Paul Salmon is carried from the field after wrecking his knee in 1984.
Salmon told the Herald Sun they were “heady” times.
“I was getting smashed from one thing to the next and whereas everyone on the outside perceived I was on top of the world, I was unprepared for what was going on all my life,” he said.
“I dealt with it. I had to change a number of things about how I went about it. I was an innocent boy, but I was public property and I had to walk a fine line between trying to do the right thing by the club and trying to be integrated as a teammate.
“There were a lot of superstars in that team and I didn’t think it was justified me getting all that attention. I was embarrassed about it.
“A lot was happening in retrospect and maybe what I was copping from teammates was justified.”

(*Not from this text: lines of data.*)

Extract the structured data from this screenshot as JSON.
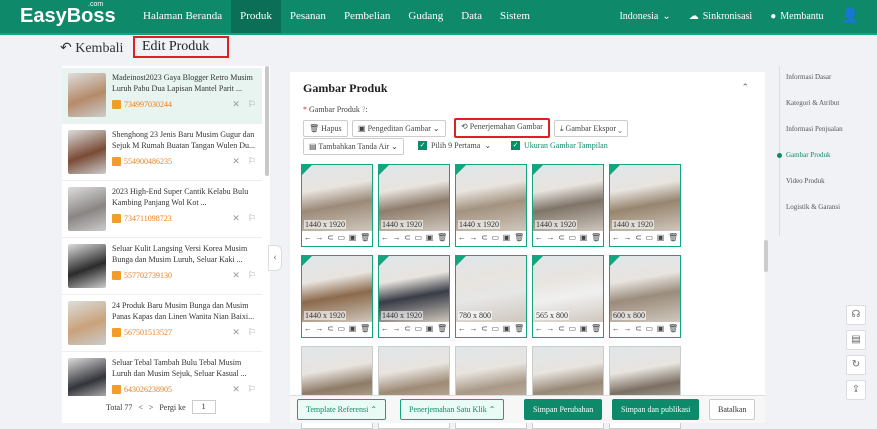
{
  "app": {
    "logo": "EasyBoss",
    "logo_sup": ".com"
  },
  "nav": [
    "Halaman Beranda",
    "Produk",
    "Pesanan",
    "Pembelian",
    "Gudang",
    "Data",
    "Sistem"
  ],
  "top_right": {
    "region": "Indonesia",
    "sync": "Sinkronisasi",
    "help": "Membantu"
  },
  "header": {
    "back": "Kembali",
    "title": "Edit Produk"
  },
  "products": [
    {
      "title": "Madeinost2023 Gaya Blogger Retro Musim Luruh Pabu Dua Lapisan Mantel Parit ...",
      "sku": "734997030244",
      "color": "#b58b6a"
    },
    {
      "title": "Shenghong 23 Jenis Baru Musim Gugur dan Sejuk M Rumah Buatan Tangan Wulen Du...",
      "sku": "554900486235",
      "color": "#7a4b36"
    },
    {
      "title": "2023 High-End Super Cantik Kelabu Bulu Kambing Panjang Wol Kot ...",
      "sku": "734711098723",
      "color": "#8a8583"
    },
    {
      "title": "Seluar Kulit Langsing Versi Korea Musim Bunga dan Musim Luruh, Seluar Kaki ...",
      "sku": "557702739130",
      "color": "#2b2b2b"
    },
    {
      "title": "24 Produk Baru Musim Bunga dan Musim Panas Kapas dan Linen Wanita Nian Baixi...",
      "sku": "567501513527",
      "color": "#c9a27a"
    },
    {
      "title": "Seluar Tebal Tambah Bulu Tebal Musim Luruh dan Musim Sejuk, Seluar Kasual ...",
      "sku": "643026238905",
      "color": "#33343a"
    }
  ],
  "pager": {
    "total": "Total 77",
    "goto": "Pergi ke",
    "page": "1"
  },
  "main": {
    "section_title": "Gambar Produk",
    "field_label": "Gambar Produk",
    "buttons": {
      "delete": "Hapus",
      "edit": "Pengeditan Gambar",
      "translate": "Penerjemahan Gambar",
      "export": "Gambar Ekspor",
      "watermark": "Tambahkan Tanda Air"
    },
    "checks": {
      "first9": "Pilih 9 Pertama",
      "show_size": "Ukuran Gambar Tampilan"
    },
    "images": [
      {
        "size": "1440 x 1920",
        "color": "#9c8a78"
      },
      {
        "size": "1440 x 1920",
        "color": "#8f7d6c"
      },
      {
        "size": "1440 x 1920",
        "color": "#a3927f"
      },
      {
        "size": "1440 x 1920",
        "color": "#7f7468"
      },
      {
        "size": "1440 x 1920",
        "color": "#97856f"
      },
      {
        "size": "1440 x 1920",
        "color": "#8c6a4c"
      },
      {
        "size": "1440 x 1920",
        "color": "#383c46"
      },
      {
        "size": "780 x 800",
        "color": "#e6e6e6"
      },
      {
        "size": "565 x 800",
        "color": "#f0f0f0"
      },
      {
        "size": "600 x 800",
        "color": "#9b8c7c"
      },
      {
        "size": "",
        "color": "#8e7b66"
      },
      {
        "size": "",
        "color": "#9e8a75"
      },
      {
        "size": "",
        "color": "#a89886"
      },
      {
        "size": "",
        "color": "#978876"
      },
      {
        "size": "",
        "color": "#7b6f63"
      }
    ]
  },
  "footer": {
    "template": "Template Referensi",
    "one_click": "Penerjemahan Satu Klik",
    "save": "Simpan Perubahan",
    "save_publish": "Simpan dan publikasi",
    "cancel": "Batalkan"
  },
  "right_nav": [
    "Informasi Dasar",
    "Kategori & Atribut",
    "Informasi Penjualan",
    "Gambar Produk",
    "Video Produk",
    "Logistik & Garansi"
  ]
}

Asked how stressful a period it was, he said: “I loved playing footy, I loved going to games and I won’t deny it I was enjoying the results and attention, but it came at a cost.
“It was a different era. I was a tall, local kid going to Eastland one minute and the next I was a novelty going down to the shopping centre, getting photographs, giving autographs. In context, I couldn’t go outside anymore without having some engagement.’’
And at the club?
“I went from a young bloke trying to get a game and be part of the team to being singled out in very much a team environment,” he said.
“Sheedy had galvanised a real team environment and I was very self-conscious of that … I was ■■■■■■ 19 and I was getting whacked by teammates every time you get on the front of the paper, on the training track … I don’t think I was ready for all that.
“I didn’t enjoy going to training much because I knew I was going to cop it. Just the context of me getting all this attention, which I wasn’t asking for.’’
Salmon didn’t name names, said there were no such thing back then as welfare officers and, as far as he can remember, the only person he confided in was Dr Bruce Reid.
Dealing with his teammates as a young upstart was one issue and dealing with suicide was another.
Paul Salmon says his first two years at Essendon shaped his life. Picture: Ian Currie
At the end of 1983, after the Bombers lost the premiership, a mate named Gary Syme — who grew up in Doncaster, which meant the pair often caught taxis home from the club together — committed suicide on New Year’s Eve.
“It had a huge impact on me,’’ Salmon said. “And I came out of that period much stronger. I had resolved to have a really big pre-season that year. I found out I could play in ’83, and then Gary really rocked me, and I suppose I really hit the accelerator after that.”
Still, after the swashbuckling start to ’84, Salmon would have similar dark thoughts after injuring his knee.
“I had a moment undeniably, I probably had several moments,’’ Salmon said.
“The reality was I might never play again … was I suicidal? I would say I was pretty down and in a hole and no question I had some pretty dark thoughts.”
Salmon played 324 games and kicked 561 goals for Essendon and Hawthorn across 19 seasons and was inducted in the AFL Hall of Fame in 2009.
His career was a very good one. It may have been one of the all-time great ones if not for the knee and, maybe less so, the bullying.
“They were pretty extraordinary years, those first couple,” he said
“I don’t reflect on them as really happy years, but my life really turned around after I met my wife, Jo. I was 20 and life became a lot more rounded.
“But that whole period shaped my life. I found out a lot about myself at that time. I knew I couldn’t trust football. I didn’t rely on football for a sense of self worth.’’